Aoife Carrigy’s choice of Piquepouls
Have you met Piquepoul yet? If not, it’s time to get acquainted. Aromatic but dry with zippy acidity and salty minerality, it makes an ideal match for shellfish. (Indeed, it’s often hailed as the Muscadet of the south of France.) You’ll find it popping up in more and more restaurants and wine stores, mostly listed as Picpoul de Pinet, which is not only another name for the grape itself but also that of a small wine appellation which hugs the coast of southern Languedoc.
Like Pinot Grigio, the go-to choice for ladies who lunch, Piquepoul plays the middle ground, uniting the opposing camps of Chardonnay fans and Sauvignon Blanc lovers and appealing to those who want ripe aromatics, body and weight alongside freshness and acidity. But unlike much Pinot Grigio, which too often sacrifices character for amenability, Picpoul manages to play to the crowd with its own signature style and character.
That coastal positioning is key to Piquepoul’s charm. Grapes need sunshine to ripen all those lovely fruit flavours, and the south of France certainly gets its fair share of rays. But they need a cooling influence to prevent them from ripening too quickly, which is where the sea air comes in. Slower ripening captures natural acidity, something Piquepoul has plenty of, and it also allows for more complex nuances such as the herbal or vegetal notes which this grape can offer up. If you’re still looking for an official introduction, any one of these half dozen should do the job nicely.
Mas Puech Picpoul de Pinet 2012, Coteaux du Langeudoc, France

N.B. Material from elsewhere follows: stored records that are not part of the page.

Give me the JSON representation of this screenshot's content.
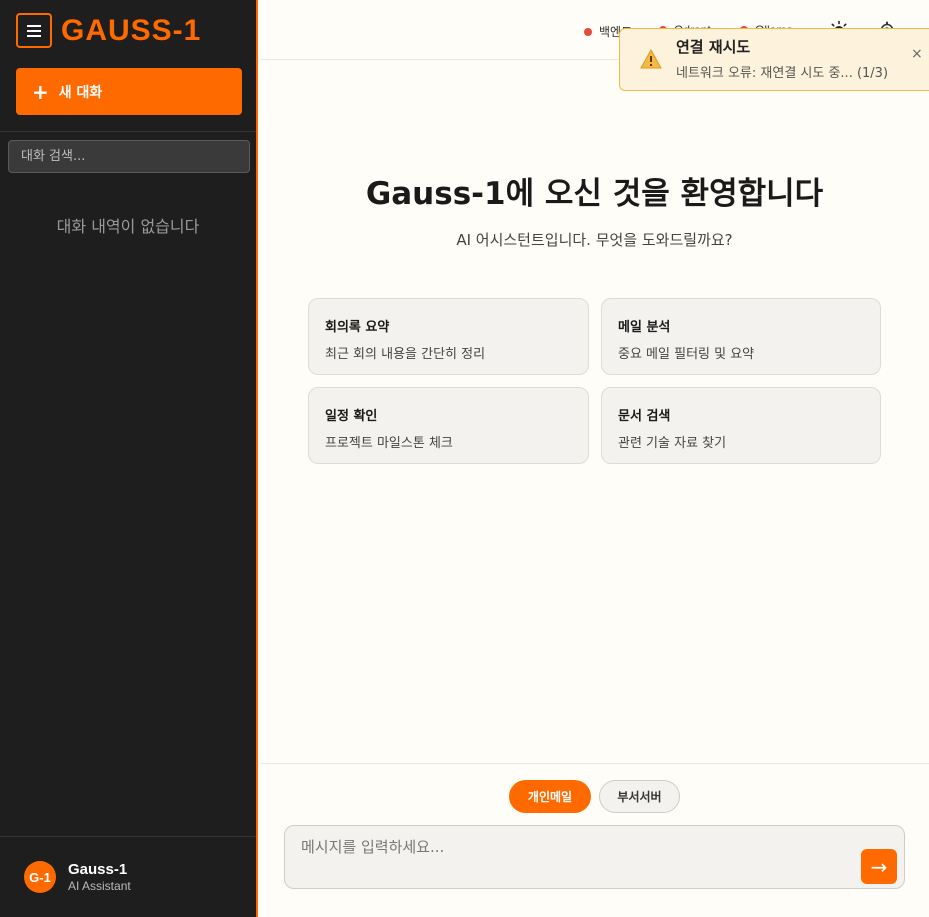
{
  "sidebar": {
    "brand": "GAUSS-1",
    "new_chat_label": "새 대화",
    "search_placeholder": "대화 검색...",
    "empty_history": "대화 내역이 없습니다",
    "user": {
      "avatar_initials": "G-1",
      "name": "Gauss-1",
      "subtitle": "AI Assistant"
    }
  },
  "topbar": {
    "statuses": [
      {
        "label": "백엔드",
        "color": "#e84a3a"
      },
      {
        "label": "Qdrant",
        "color": "#e84a3a"
      },
      {
        "label": "Ollama",
        "color": "#e84a3a"
      }
    ],
    "icons": [
      "sun-icon",
      "gear-icon"
    ]
  },
  "toast": {
    "title": "연결 재시도",
    "message": "네트워크 오류: 재연결 시도 중... (1/3)",
    "close": "×"
  },
  "main": {
    "title": "Gauss-1에 오신 것을 환영합니다",
    "subtitle": "AI 어시스턴트입니다. 무엇을 도와드릴까요?",
    "cards": [
      {
        "title": "회의록 요약",
        "desc": "최근 회의 내용을 간단히 정리"
      },
      {
        "title": "메일 분석",
        "desc": "중요 메일 필터링 및 요약"
      },
      {
        "title": "일정 확인",
        "desc": "프로젝트 마일스톤 체크"
      },
      {
        "title": "문서 검색",
        "desc": "관련 기술 자료 찾기"
      }
    ]
  },
  "composer": {
    "chips": [
      {
        "label": "개인메일",
        "active": true
      },
      {
        "label": "부서서버",
        "active": false
      }
    ],
    "placeholder": "메시지를 입력하세요...",
    "send_icon": "→"
  },
  "colors": {
    "accent": "#ff6a00",
    "sidebar_bg": "#1e1e1e",
    "error_dot": "#e84a3a",
    "toast_bg": "#fdf3dc"
  }
}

€14.99, Supervalu With aromas of zesty grapefruit, hints of apricot and mineral notes all leading to a fleshy palate with lovely citrus lift, this friendly Piquepoul strikes a nice balance between fruit, acidity, minerality and dryness. Serve solo or with antipasti nibbles.
Terre de Roqueloupie Picpoul de Pinet 2013, Coteaux du Langeudoc,France €13.95, Garden House Farmshop, Malahide; Drogheda’s Quintessential Wines Quite a distinctive take on the grape, thanks to pronounced Poire William and pink grapefruit aromas. Try with pork dishes, Asian stir fries or celery-based risottos.
Cuvee Ressac Picpoul de Pinet 2012, Coteaux du Languedoc, France €13.29 Marks & Spencer From lively aromas of apple skin and beechnuts through to its sunny, citrus-soaked palate, slightly oily mouthfeel and fresh mineral finish, this friendly Piquepoul ticks lots of boxes. Think everything from picnics to lemon-roast chicken.
Baron de Badassiere Picpoul de Pinet 2012, Coteaux de Languedoc, France €14.99, Morton’s, D6; Fallon & Byrne, D2; Martins, D3 and independents A little age has mellowed this Piquepoul so its lemon-lead character is less edgy while remaining clean, fresh and focused. Good with white meat but a great stand-alone, too.
Villemarin Picpoul De Pinet 2012, Cot. du Langeudoc, France, €13.99, Mitchell & Son Wine Merchants What sets this class act apart is not its red apple aromas or mellow mouthfeel balanced by zippy citrus character, but the smart, clean line of acidity that runs right through to the long saline finish. Serve with the freshest of seafood.
Domaine Felines Jordan Picpoul de Pinet 2013, Coteaux du Langeudoc, France €13.05, winesdirect.com A clean, classy example combining spritzy acidity and a crisp zesty finish, its delicate sweetsalty balance would pair as well with caramelised onion tarts or salty cheeses as with classic seafood.